According to a recent study, having “the conversation” can be difficult for parents. Leaving girls not adequately prepared to deal with puberty and the changes heading their way.
I’m not exactly looking forward to the conversation when it comes to puberty. And not because I’m apprehensive about discussing breast development, their menstrual cycle, or safe sex. The reason is that I find it hard to imagine that kids will be old enough to have these discussions one day soon!
It has been found by a new study in the Journal of Adolescent Health, I’m not alone in my reluctance to have “the talk.” However, parents’ reluctance (for whatever reason) to use HOME Health is a significant issue. By engaging in discussions about puberty with their daughters, parents risk damaging their children’s self-esteem.

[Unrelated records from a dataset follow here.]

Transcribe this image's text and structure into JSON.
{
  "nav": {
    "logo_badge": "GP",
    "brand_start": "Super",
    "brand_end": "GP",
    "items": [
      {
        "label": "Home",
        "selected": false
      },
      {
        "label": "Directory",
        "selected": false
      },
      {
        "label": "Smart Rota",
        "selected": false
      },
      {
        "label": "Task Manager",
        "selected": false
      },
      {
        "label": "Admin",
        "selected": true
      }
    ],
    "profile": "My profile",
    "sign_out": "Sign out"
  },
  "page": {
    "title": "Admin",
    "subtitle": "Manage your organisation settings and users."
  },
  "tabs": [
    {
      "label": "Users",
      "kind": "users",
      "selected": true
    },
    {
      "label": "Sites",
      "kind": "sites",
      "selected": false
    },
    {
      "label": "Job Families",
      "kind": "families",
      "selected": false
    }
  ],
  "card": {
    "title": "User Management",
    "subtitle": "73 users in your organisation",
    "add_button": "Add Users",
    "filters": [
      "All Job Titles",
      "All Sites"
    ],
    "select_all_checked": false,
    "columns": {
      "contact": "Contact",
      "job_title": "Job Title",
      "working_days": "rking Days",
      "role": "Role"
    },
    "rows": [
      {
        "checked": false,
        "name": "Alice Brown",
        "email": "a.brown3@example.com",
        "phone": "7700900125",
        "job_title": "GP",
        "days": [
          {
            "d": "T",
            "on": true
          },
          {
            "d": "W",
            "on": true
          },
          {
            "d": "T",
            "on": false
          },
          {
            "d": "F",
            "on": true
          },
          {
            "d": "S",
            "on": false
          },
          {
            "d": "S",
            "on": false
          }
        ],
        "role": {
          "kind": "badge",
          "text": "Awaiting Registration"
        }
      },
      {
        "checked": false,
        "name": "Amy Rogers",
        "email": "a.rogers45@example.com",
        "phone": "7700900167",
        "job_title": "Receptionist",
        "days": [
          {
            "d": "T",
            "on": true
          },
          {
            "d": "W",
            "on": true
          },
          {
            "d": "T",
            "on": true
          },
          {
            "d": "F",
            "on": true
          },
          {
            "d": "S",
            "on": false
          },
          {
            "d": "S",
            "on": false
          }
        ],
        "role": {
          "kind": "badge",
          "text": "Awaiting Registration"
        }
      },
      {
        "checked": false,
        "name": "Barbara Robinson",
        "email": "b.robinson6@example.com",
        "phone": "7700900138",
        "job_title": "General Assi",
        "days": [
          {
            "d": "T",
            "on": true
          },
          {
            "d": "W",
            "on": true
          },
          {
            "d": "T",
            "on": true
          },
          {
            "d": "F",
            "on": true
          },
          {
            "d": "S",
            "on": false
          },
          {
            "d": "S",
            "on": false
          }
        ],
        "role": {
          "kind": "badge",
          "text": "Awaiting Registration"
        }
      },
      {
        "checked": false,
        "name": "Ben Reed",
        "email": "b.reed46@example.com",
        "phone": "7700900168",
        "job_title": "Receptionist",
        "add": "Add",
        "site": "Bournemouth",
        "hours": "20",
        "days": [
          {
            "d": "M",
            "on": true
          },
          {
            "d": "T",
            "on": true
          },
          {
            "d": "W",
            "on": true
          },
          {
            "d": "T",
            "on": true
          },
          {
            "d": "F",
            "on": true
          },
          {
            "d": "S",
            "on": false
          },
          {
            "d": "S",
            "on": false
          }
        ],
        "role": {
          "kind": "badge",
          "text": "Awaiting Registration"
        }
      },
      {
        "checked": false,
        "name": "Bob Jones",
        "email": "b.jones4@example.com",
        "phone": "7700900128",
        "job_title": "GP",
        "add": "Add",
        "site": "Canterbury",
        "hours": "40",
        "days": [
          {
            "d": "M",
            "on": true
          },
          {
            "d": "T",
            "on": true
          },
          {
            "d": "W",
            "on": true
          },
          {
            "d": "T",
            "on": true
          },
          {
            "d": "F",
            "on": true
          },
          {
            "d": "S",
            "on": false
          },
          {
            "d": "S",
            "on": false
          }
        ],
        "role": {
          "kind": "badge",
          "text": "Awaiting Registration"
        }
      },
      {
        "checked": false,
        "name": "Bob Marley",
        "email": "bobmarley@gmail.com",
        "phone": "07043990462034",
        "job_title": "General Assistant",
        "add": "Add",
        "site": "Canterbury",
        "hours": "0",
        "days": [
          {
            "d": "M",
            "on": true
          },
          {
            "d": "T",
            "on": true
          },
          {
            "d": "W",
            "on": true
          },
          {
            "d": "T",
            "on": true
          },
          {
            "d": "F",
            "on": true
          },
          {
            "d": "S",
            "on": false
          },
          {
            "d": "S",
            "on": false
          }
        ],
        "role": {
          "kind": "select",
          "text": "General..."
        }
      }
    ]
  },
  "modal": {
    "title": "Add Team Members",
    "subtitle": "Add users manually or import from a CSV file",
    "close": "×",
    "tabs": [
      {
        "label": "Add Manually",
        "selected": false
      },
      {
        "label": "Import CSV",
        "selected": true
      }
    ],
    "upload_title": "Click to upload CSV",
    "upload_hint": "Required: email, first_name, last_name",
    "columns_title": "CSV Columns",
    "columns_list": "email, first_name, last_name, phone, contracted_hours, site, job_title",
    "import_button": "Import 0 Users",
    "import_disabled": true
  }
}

As a result, most girls in low-income homes are ill-prepared for puberty and even have bad experiences at this critical time.

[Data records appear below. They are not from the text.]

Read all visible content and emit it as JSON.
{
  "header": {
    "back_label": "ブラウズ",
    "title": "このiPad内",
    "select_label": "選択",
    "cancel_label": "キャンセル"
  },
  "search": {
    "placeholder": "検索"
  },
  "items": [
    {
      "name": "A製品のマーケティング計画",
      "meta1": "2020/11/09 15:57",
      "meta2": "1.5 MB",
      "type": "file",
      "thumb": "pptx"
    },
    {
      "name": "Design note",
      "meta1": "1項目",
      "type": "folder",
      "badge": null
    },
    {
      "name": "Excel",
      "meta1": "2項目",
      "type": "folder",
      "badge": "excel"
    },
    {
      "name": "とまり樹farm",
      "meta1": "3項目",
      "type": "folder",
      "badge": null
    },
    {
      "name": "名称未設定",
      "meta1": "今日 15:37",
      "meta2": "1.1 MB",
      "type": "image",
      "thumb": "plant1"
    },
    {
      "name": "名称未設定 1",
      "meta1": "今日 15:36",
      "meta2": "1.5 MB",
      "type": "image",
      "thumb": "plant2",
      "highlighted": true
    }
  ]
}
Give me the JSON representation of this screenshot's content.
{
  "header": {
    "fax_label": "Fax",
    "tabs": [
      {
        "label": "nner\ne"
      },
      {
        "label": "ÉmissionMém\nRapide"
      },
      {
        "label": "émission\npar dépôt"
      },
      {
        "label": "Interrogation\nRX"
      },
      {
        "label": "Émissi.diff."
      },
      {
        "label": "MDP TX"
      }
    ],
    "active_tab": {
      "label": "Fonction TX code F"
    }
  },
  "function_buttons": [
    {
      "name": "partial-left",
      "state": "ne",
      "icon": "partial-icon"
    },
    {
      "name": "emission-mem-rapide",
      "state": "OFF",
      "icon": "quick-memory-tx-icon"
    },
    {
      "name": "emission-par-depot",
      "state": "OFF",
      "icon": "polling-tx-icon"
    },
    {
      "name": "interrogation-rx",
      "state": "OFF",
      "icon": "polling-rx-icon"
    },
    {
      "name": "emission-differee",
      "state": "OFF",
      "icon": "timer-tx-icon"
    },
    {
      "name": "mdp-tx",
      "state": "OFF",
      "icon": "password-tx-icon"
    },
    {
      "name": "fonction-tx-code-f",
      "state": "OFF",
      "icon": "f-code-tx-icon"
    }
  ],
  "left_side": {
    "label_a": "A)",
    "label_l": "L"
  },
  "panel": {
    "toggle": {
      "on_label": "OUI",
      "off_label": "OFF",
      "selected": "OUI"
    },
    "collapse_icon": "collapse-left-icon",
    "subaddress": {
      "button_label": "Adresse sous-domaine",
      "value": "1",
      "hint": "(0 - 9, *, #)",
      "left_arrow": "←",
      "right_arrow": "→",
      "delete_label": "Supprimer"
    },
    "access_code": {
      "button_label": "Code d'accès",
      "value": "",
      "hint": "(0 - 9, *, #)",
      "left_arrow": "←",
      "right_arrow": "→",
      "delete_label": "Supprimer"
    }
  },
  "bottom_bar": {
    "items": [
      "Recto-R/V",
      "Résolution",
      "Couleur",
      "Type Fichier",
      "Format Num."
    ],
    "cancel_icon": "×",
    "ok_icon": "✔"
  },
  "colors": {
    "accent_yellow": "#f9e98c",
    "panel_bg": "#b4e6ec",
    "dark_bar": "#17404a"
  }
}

A lack of knowledge about menstruation has left many African-American, Caucasian, and Hispanic females in urban areas of the Northeastern United States unable to cope. For African-American girls, the average age of breast development and first menstruation has decreased in recent years, and nearly half of these girls show physical signs of growth by the time they are eight years old, a much younger time frame than many parents, including myself, would consider being appropriate for discussing these topics.

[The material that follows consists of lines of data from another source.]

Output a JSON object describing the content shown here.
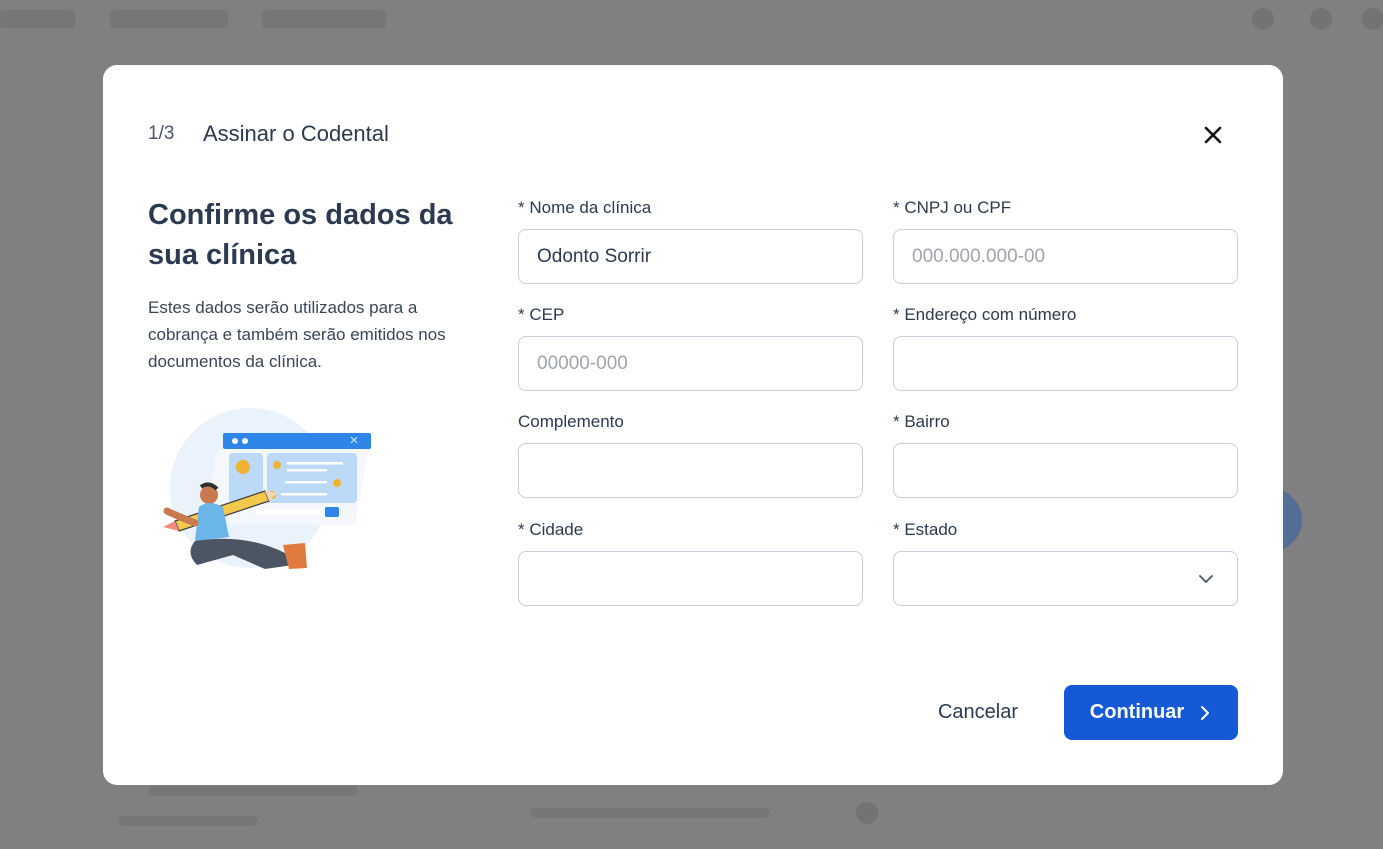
{
  "modal": {
    "step": "1/3",
    "title": "Assinar o Codental",
    "heading": "Confirme os dados da sua clínica",
    "description": "Estes dados serão utilizados para a cobrança e também serão emitidos nos documentos da clínica."
  },
  "form": {
    "clinic_name": {
      "label": "* Nome da clínica",
      "value": "Odonto Sorrir"
    },
    "cnpj_cpf": {
      "label": "* CNPJ ou CPF",
      "placeholder": "000.000.000-00"
    },
    "cep": {
      "label": "* CEP",
      "placeholder": "00000-000"
    },
    "address": {
      "label": "* Endereço com número",
      "value": ""
    },
    "complement": {
      "label": "Complemento",
      "value": ""
    },
    "neighborhood": {
      "label": "* Bairro",
      "value": ""
    },
    "city": {
      "label": "* Cidade",
      "value": ""
    },
    "state": {
      "label": "* Estado",
      "value": ""
    }
  },
  "actions": {
    "cancel": "Cancelar",
    "continue": "Continuar"
  },
  "colors": {
    "primary": "#1559d6",
    "text": "#2c3a4f",
    "border": "#c9cdd4",
    "overlay": "#808080"
  },
  "icons": {
    "close": "close-icon",
    "chevron_down": "chevron-down-icon",
    "chevron_right": "chevron-right-icon"
  }
}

At puberty, we have a unique opportunity to lay the foundation for healthy sexual and reproductive health throughout our lives. That’s why it’s such a concern if girls don’t get enough information, which could have long-term consequences.
According to the study, girls reported being introduced to puberty themes by their parents, siblings, or teachers, but the majority acknowledged the information was incorrect, inadequate, or offered too late. Interesting. Many young women expressed dissatisfaction with their mothers’ explanations about the onset of puberty. Meanwhile, mothers acknowledged being unclear of how and when to bring up the subject of puberty with their daughters and having felt uncomfortable or uninformed about the issue.
There was also a noticeable lack of emphasis on safe sex and other critical puberty-related themes and a lack of appropriate tone.
A common theme among the numerous studies that were examined was the desire expressed by many young women to have a meaningful talk with their moms (or parents) about the physical and social changes that occur during puberty. Despite talking with their mothers and getting information about their periods, some girls felt that this was not enough to satisfy their needs and answer all of the questions they had.
Concerning puberty, many moms (or caregivers) themselves felt uneasy and inadequate in delivering the guidance they deemed necessary for their daughters. These interactions with their daughters may necessitate that parents feel more prepared and confident in their efforts and that their girls want and need this support and guidance from their parents. Adolescents with non-conforming gender roles and sexual orientation are conspicuously absent from the discussion.
In the included studies, some girls claimed that discussions with their parents about menstruation leaped right to caution about avoiding pregnancy. This review consists of a number of these complaints. Girls were left perplexed and in need of additional information after reading only the warnings regarding pregnancy prevention.
As soon as their daughter begins her menstrual cycle, parents often fail to realize that by immediately moving on to topics about pregnancy prevention, they are skipping over important information such as how menstruation works, why it occurs, what you can do to cope with it and how to predict when your period will arrive. However, parents should realize that their girls will also have questions about their bodies and menstruation that are not immediately related to sex, so they should talk about pregnancy prevention.